The treatment of future patients may be improved and heart surgery may be made safer when we know the results of this study. There are no known risks to participants. Any participants with significant or unexpected investigation findings will be referred to haematologists for follow-ups.
Where is the study run from?
They study takes place at Papworth Hospital NHS Foundation Trust, Cambridge, UK.
When is the study starting and how long is it expected to run for?
Patient enrolment is expected to commence in January 2012 and it is expected to run for 7 months.
Who is funding the study?
Research and Development Unit, Papworth Hospital NHS Foundation Trust.
Who is the main contact?
Dr Andrew Klein
A prospective observational study to investigate the aetiology of preoperative anaemia in patients undergoing elective cardiac surgery
Preoperative anaemia is a highly prevalent and important health problem for cardiac surgical patients. It is associated with increased risk of blood transfusion and higher perioperative morbidity and mortality. Given the recognised risks associated with both anaemia and blood transfusion, the primary strategy to maintain an optimal perioperative haemoglobin level in these patients should include the correct diagnosis and successful treatment of preoperative anaemia before surgery takes place. Despite this, there is a paucity of data on the aetiology of preoperative anaemia in cardiac surgical patients. The findings from the study will indicate the relative frequency of the different causes of anaemia in cardiac surgical patients, and enable planning of appropriate treatment. This will assist in developing further research into the correction of anaemia before cardiac surgery, which may have a significant impact on clinical practice.
National Research Ethics Service Committee East of England - Norfolk, 15/06/2011, ref: 11/EE/0114
Primary study design
Secondary study design
Patient information sheet
Not available in web format, please use the contact details below to request a patient information sheet
Standard preoperative blood test results will be noted. Additional blood will be taken for further tests. This forms the initial workup to determine the different causes of anaemia. Intraoperatively at sternotomy, a small amount of bone marrow sample will be collected from the open sternal edge. The marrow sample will be sent to the pathology laboratory for histochemical analysis.
Primary outcome measures
To investigate the aetiology of preoperative anaemia, as defined by the WHO criteria, in adult patients undergoing scheduled cardiac surgery.
Secondary outcome measures
1. To gain information on the relative frequency and prognostic implications of the different types of preoperative anaemia
2. To assess the validity of the blood based tests in distinguishing the different types of preoperative anaemia

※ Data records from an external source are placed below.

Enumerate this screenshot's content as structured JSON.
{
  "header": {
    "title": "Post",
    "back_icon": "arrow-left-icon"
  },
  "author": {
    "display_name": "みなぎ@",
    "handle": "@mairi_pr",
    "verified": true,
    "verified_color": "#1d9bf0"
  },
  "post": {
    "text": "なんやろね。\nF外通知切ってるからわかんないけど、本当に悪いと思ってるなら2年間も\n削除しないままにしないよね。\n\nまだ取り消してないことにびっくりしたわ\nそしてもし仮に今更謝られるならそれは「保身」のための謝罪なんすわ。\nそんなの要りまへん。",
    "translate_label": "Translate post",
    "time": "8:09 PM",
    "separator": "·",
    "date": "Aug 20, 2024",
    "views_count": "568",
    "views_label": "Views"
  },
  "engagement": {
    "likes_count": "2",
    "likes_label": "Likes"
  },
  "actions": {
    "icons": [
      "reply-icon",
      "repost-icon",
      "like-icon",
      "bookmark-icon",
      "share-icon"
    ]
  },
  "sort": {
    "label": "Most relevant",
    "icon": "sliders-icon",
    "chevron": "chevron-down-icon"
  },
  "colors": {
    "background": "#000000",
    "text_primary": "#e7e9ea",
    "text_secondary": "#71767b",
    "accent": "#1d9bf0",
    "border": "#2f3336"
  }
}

3. To devise a diagnostic algorithm and therapeutic regimes required for assessing and correcting anaemia before cardiac surgery takes place

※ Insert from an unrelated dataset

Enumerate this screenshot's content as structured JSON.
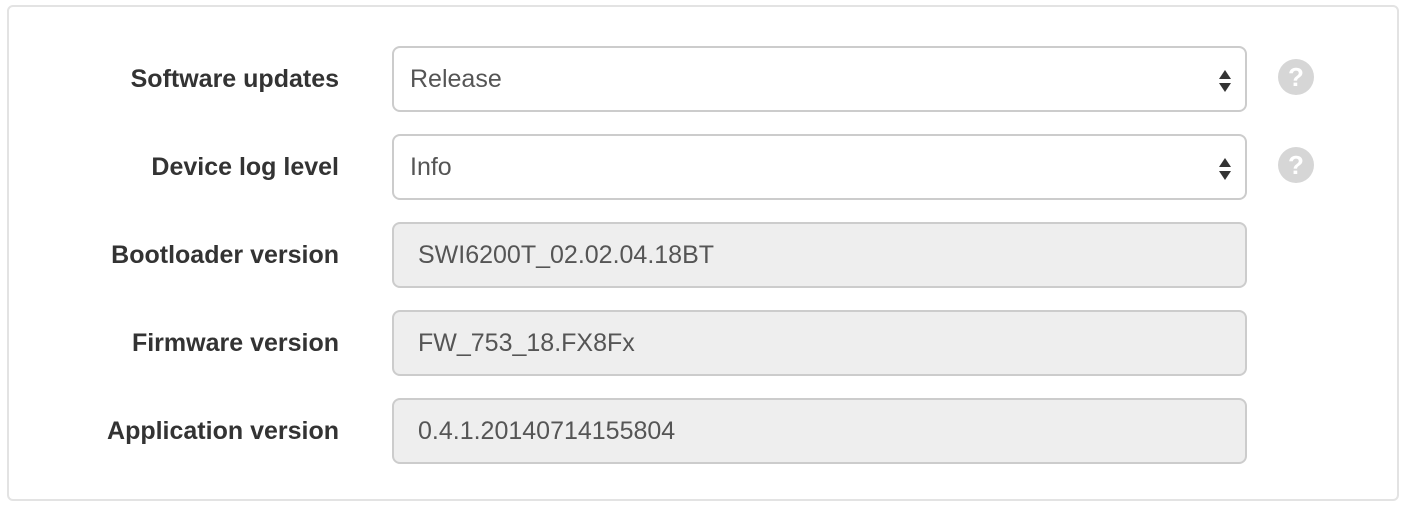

Overall trial start date
Overall trial end date
Participant inclusion criteria
1. Consecutive patients, 18 years or older, scheduled to undergo elective cardiac surgery requiring cardiopulmonary bypass, who are anaemic at preoperative testing
2. Patients requiring:
2.1. First time or redo sternotomy
2.2. Coronary artery bypass grafting
2.3. Valve replacement or repair
2.4. Operation on the aorta
Target number of participants
Planned sample size: 200
Participant exclusion criteria
1. Hb ≥ 13 g/dL in men and ≥ 12 g/dL in women at preoperative testing
2. Emergency (non-scheduled) surgery
Recruitment start date
Recruitment end date
Countries of recruitment
Trial participating centre
Papworth Hospital (UK)
Research & Development Unit
Research and Development Unit, Papworth Hospital, Cambridgeshire (UK)
Funding Body Type
Funding Body Subtype
Results and Publications
Publication and dissemination plan
Not provided at time of registration
Intention to publish date
Participant level data
Not provided at time of registration
Results - basic reporting
2015 results in: http://www.ncbi.nlm.nih.gov/pubmed/25217489